5 Things Utah: Q&A w/Emma Chacon, ACA decision, Health equity

While DJ is out of office, I’ll be bringing you this edition of 5 Things We’re Watching. I’m the managing editor here at State of Reform where I have my eye on health care in Utah and a number of other states.

Feel free to email me any feedback or tips on what you think we should be covering!

 

Emily Boerger
State of Reform

1. Supreme Court dismisses ACA challenge

The U.S. Supreme Court dismissed the challenge to the Affordable Care Act in a 7-2 decision issued this morning. The justices did not rule on the constitutionality of the law, but instead said there is no harm to the plaintiffs (and therefore no legal standing to sue) because Congress had reduced the individual mandate penalty to zero dollars.

“For these reasons, we conclude that the plaintiffs in this suit failed to show a concrete, particularized injury fairly traceable to the defendants’ conduct in enforcing the specific statutory provision they attack as unconstitutional,” Justice Breyer wrote in the decision. “They have failed to show that they have standing to attack as unconstitutional the Act’s minimum essential coverage provision.” Justices Alito and Gorsuch dissented from the majority opinion.

 

2. Q&A w/Interim Medicaid Director Chacon

After serving as Medicaid deputy director, operations director, and in other positions at the Department of Health for many years, Emma Chacon took on the role of Interim State Medicaid Director in March 2021. In this Q&A, Chacon discusses Medicaid operations during the pandemic, equity discussions at UDOH, and the impact of the health department and human services department merger on Medicaid.

Chacon says some of the changes made to Utah’s Medicaid program during the pandemic, such as expanded telehealth through the use of audio-only services, may be here to stay. She also says they’re in the process of modifying contracts for non-emergency medical transportation related to vaccines for some groups. Her full comments are available here.

 

3. New federal funds to support Utah’s underserved communities

The CDC recently announced it had awarded $24.1 million to the Utah Department of Health to address health inequities exacerbated and created by the COVID-19 pandemic.
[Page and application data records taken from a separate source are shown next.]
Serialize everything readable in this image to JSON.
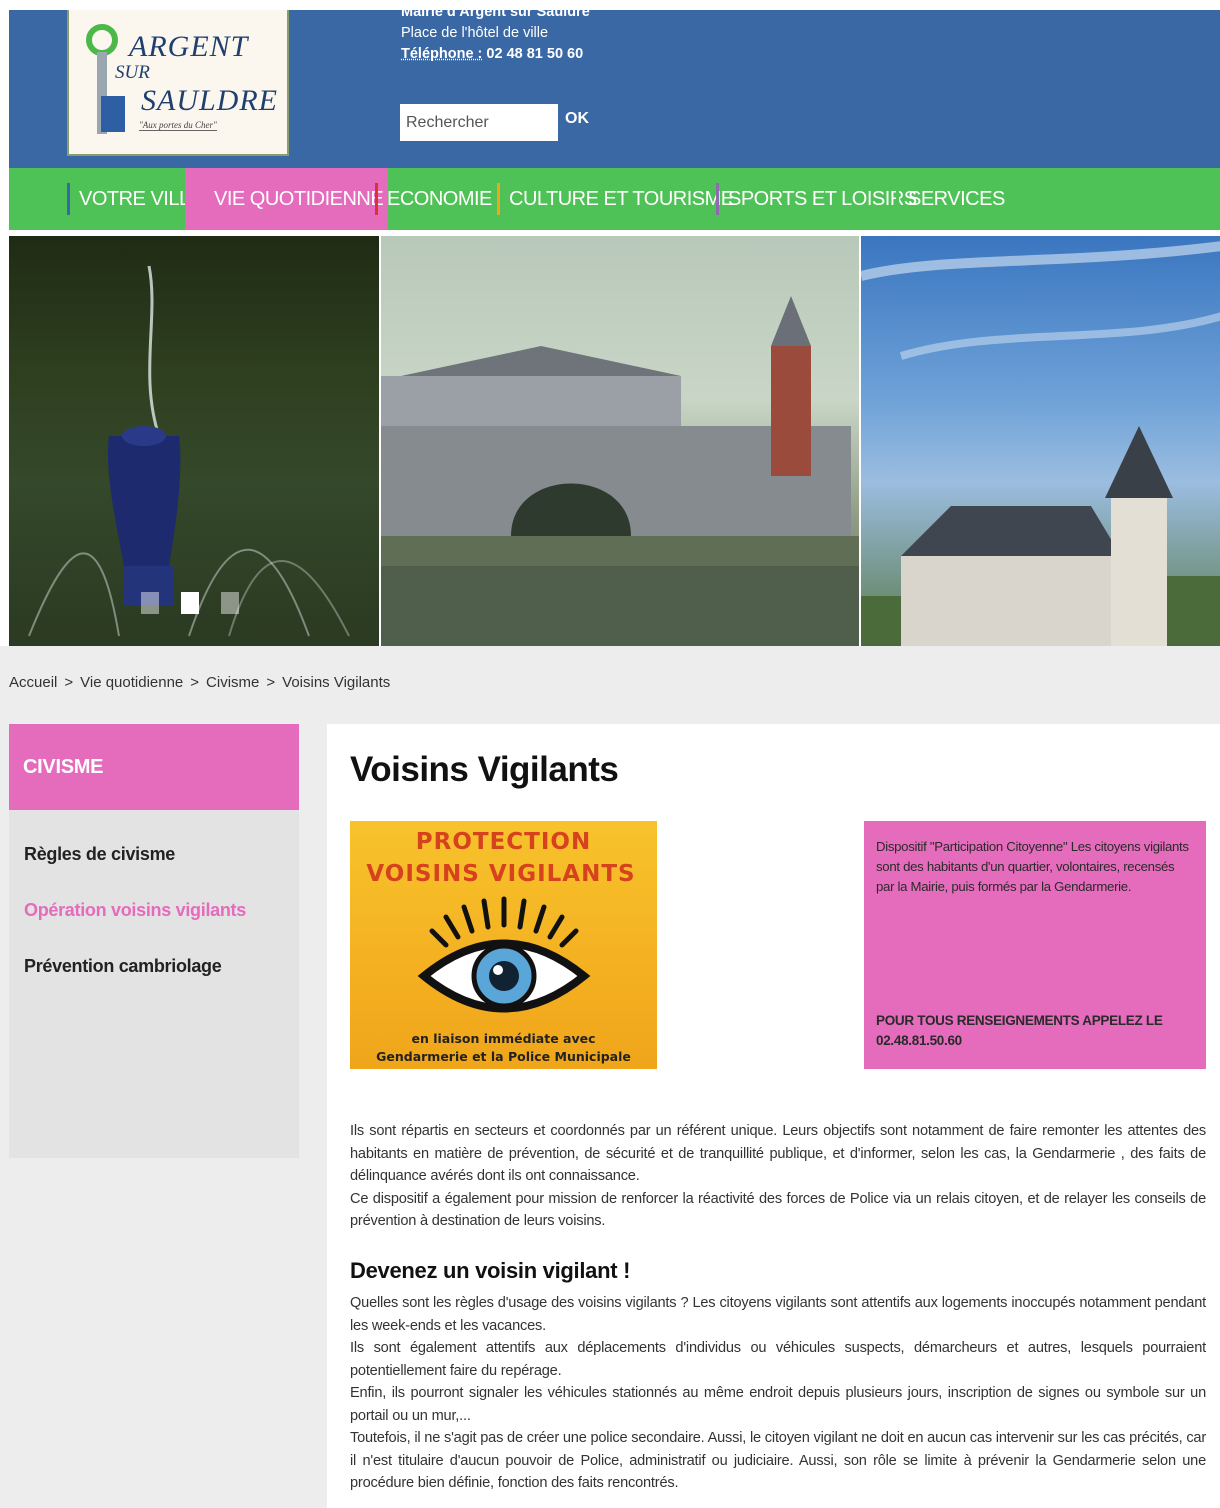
{
  "header": {
    "logo": {
      "line1": "ARGENT",
      "line2": "SUR",
      "line3": "SAULDRE",
      "tagline": "\"Aux portes du Cher\""
    },
    "contact": {
      "mairie": "Mairie d'Argent sur Sauldre",
      "address": "Place de l'hôtel de ville",
      "phone_label": "Téléphone :",
      "phone": "02 48 81 50 60"
    },
    "search": {
      "placeholder": "Rechercher",
      "button": "OK"
    }
  },
  "nav": {
    "items": [
      {
        "label": "VOTRE VILLE",
        "sep_color": "#3a68a5"
      },
      {
        "label": "VIE QUOTIDIENNE",
        "sep_color": "#e56bbd"
      },
      {
        "label": "ECONOMIE",
        "sep_color": "#d9323b"
      },
      {
        "label": "CULTURE ET TOURISME",
        "sep_color": "#f0a51a"
      },
      {
        "label": "SPORTS ET LOISIRS",
        "sep_color": "#8e6bb0"
      },
      {
        "label": "SERVICES",
        "sep_color": "#4fc257"
      }
    ],
    "active_index": 1
  },
  "slider": {
    "dots": 3,
    "active_dot": 1
  },
  "breadcrumb": {
    "items": [
      "Accueil",
      "Vie quotidienne",
      "Civisme",
      "Voisins Vigilants"
    ],
    "separator": ">"
  },
  "sidebar": {
    "title": "CIVISME",
    "items": [
      {
        "label": "Règles de civisme"
      },
      {
        "label": "Opération voisins vigilants"
      },
      {
        "label": "Prévention cambriolage"
      }
    ],
    "current_index": 1
  },
  "main": {
    "title": "Voisins Vigilants",
    "poster": {
      "line1": "PROTECTION",
      "line2": "VOISINS VIGILANTS",
      "bottom1": "en liaison immédiate avec",
      "bottom2": "Gendarmerie et la Police Municipale"
    },
    "infobox": {
      "intro": "Dispositif \"Participation Citoyenne\" Les citoyens vigilants sont des habitants d'un quartier, volontaires, recensés par la Mairie, puis formés par la Gendarmerie.",
      "call": "POUR TOUS RENSEIGNEMENTS APPELEZ LE 02.48.81.50.60"
    },
    "paragraph1": "Ils sont répartis en secteurs et coordonnés par un référent unique. Leurs objectifs sont notamment de faire remonter les attentes des habitants en matière de prévention, de sécurité et de tranquillité publique, et d'informer, selon les cas, la Gendarmerie , des faits de délinquance avérés dont ils ont connaissance.",
    "paragraph2": "Ce dispositif a également pour mission de renforcer la réactivité des forces de Police via un relais citoyen, et de relayer les conseils de prévention à destination de leurs voisins.",
    "subheading": "Devenez un voisin vigilant !",
    "paragraph3": "Quelles sont les règles d'usage des voisins vigilants ? Les citoyens vigilants sont attentifs aux logements inoccupés notamment pendant les week-ends et les vacances.",
    "paragraph4": "Ils sont également attentifs aux déplacements d'individus ou véhicules suspects, démarcheurs et autres, lesquels pourraient potentiellement faire du repérage.",
    "paragraph5": "Enfin, ils pourront signaler les véhicules stationnés au même endroit depuis plusieurs jours, inscription de signes ou symbole sur un portail ou un mur,...",
    "paragraph6": "Toutefois, il ne s'agit pas de créer une police secondaire. Aussi, le citoyen vigilant ne doit en aucun cas intervenir sur les cas précités, car il n'est titulaire d'aucun pouvoir de Police, administratif ou judiciaire. Aussi, son rôle se limite à prévenir la Gendarmerie selon une procédure bien définie, fonction des faits rencontrés."
  },
  "colors": {
    "header_blue": "#3a68a5",
    "nav_green": "#4fc257",
    "accent_pink": "#e56bbd"
  }
}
The CDC awarded a total of $2.25 billion to 107 recipients for a two-year, non-research grant aimed at reducing disparities, improving testing and contact tracing, and preventing and controlling COVID infections among underserved populations.

The U.S. Dept. of Health and Human Services also recently announced $1.3 million in funding to support 13 Rural Health Clinics in Utah. Rural Health Clinics will use the funds “to maintain and increase COVID-19 testing, expand access to testing for rural residents, and broaden efforts to mitigate the spread of the virus in ways tailored to their local communities.”
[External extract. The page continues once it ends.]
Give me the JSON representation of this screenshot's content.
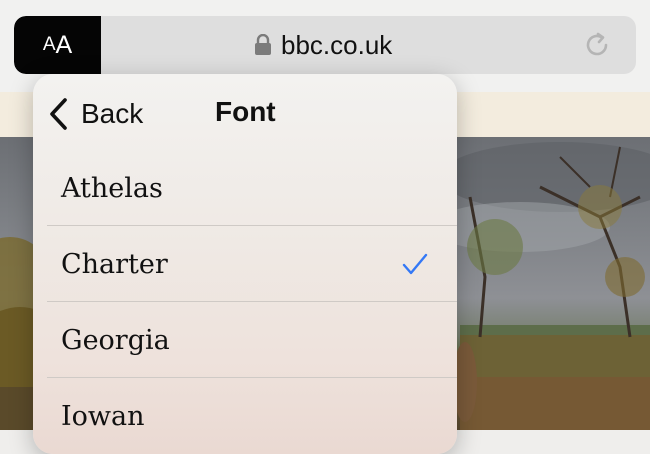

4. Future of telehealth at Intermountain

A recent study from Intermountain Healthcare found utilizing telehealth for physical therapy after hip surgery was just as clinically effective and less expensive than in-person care. Dr. William Beninati, a pulmonologist at Intermountain, says this is yet another data point supporting the increased adoption of telehealth across the many silos in health care.
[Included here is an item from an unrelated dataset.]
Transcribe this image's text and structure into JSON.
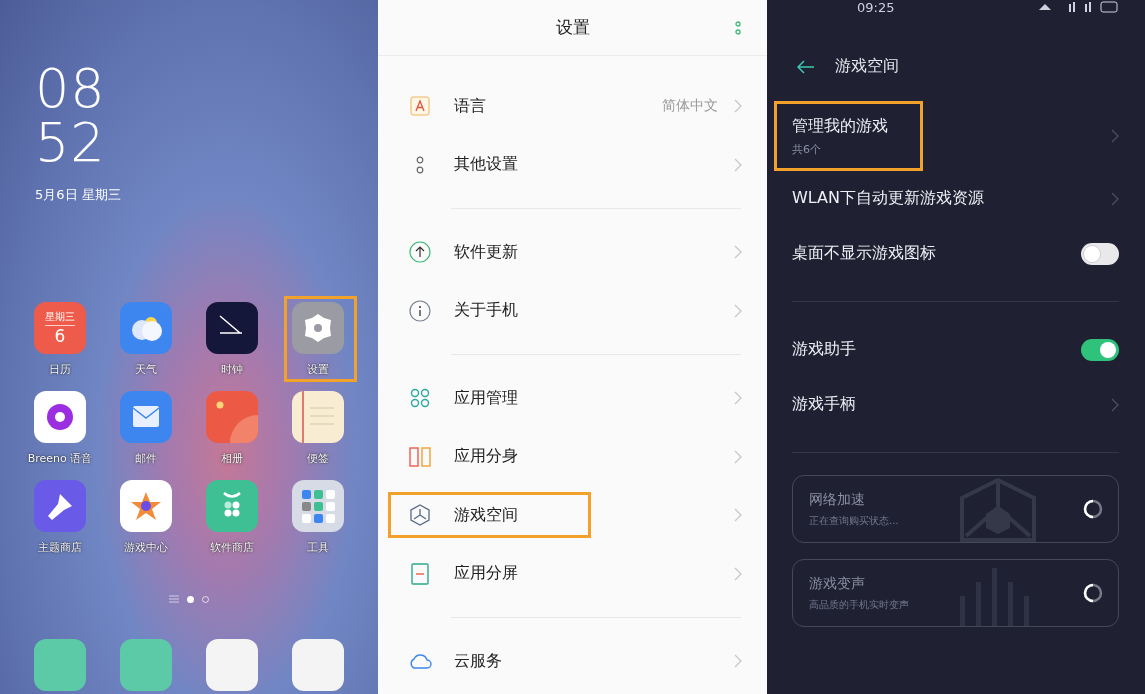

Beninati says Intermountain has worked on implementing more telehealth programs – such as the Tele-Crisis program – into their primary care and hospital environments for the last six years. He says Intermountain’s next expansion project will focus on broadband access in rural Utah and training clinical leaders in telehealth fluency.

 

5. Health equity conversations in Utah

Angela Choberka is a member equity program consultant at SelectHealth and a City Councilmember for Ogden, Utah. Choberka recently caught up with State of Reform Reporter Patrick Jones for a conversation on health equity challenges in Utah, the importance of data collection, and representation in the health care workforce.

Choberka also described her work on the Alliance for the Determinants of Health project, which focused on moving upstream to build stronger communities. “It’s not okay for us as a health care system to acknowledge that there’s a 10-year life expectancy difference based on where you live and your address…We are thinking about how we get upstream further and how we build communities where everybody has the equal chance at opportunity.”